Satirical novelist Tom Sharpe, best known for Porterhouse Blue, Blott On The Landscape and the Wilt series, has died aged 85.
The writer, who produced 16 books, several of which were adapted for TV, served in the Marines as a young man and was deported from South Africa for speaking out against apartheid.
Born in London in 1928, Sharpe had been living in northern Spain for two decades, partly because he preferred the healthcare system.
Spanish newspaper El Pais reported that he died at his home in Llafranc in Catalonia from complications related to diabetes.
Sharpe won huge acclaim for his books with The Times calling him "the funniest novelist writing today." However, success came relatively late in life as he did not publish his debut Riotous Assembly until 1971, aged 43.
Within a few years he had published his best known works: Porterhouse Blue, Wilt and Blott On The Landscape.
He moved from Cambridge to Spain in the early 1990s, having spoken publicly of his disenchantment with the UK.
"It is so depressing.

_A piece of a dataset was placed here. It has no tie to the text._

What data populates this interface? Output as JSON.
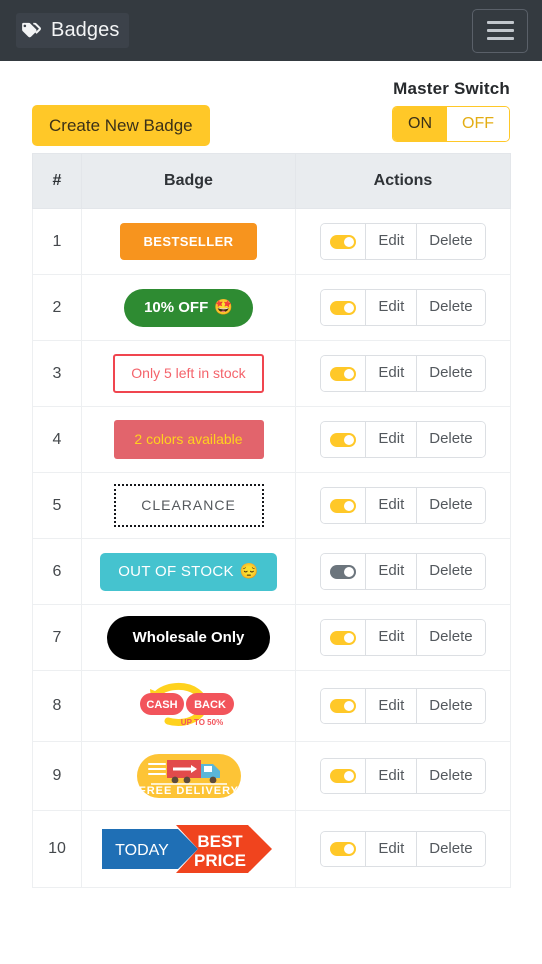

I can't bear it," he said. "There is no such thing as the English gentleman any more. Money rules everything."
After studying at Cambridge and a stint in the Marines, he moved to South Africa in his early 20s where he worked as a social worker, a teacher and ran his own photographic studio.
After his deportation in 1961 he lectured at Cambridge College of Arts and Technology, a period which helped to inspire his character Wilt, who featured in five novels.
Susan Sandon, managing director of his publisher Cornerstone, said: "Tom Sharpe was one of our greatest satirists and a brilliant writer: witty, often outrageous, always acutely funny about the absurdities of life.
"The private Tom was warm, supportive and wholly engaging. I feel enormously privileged to have been his publisher."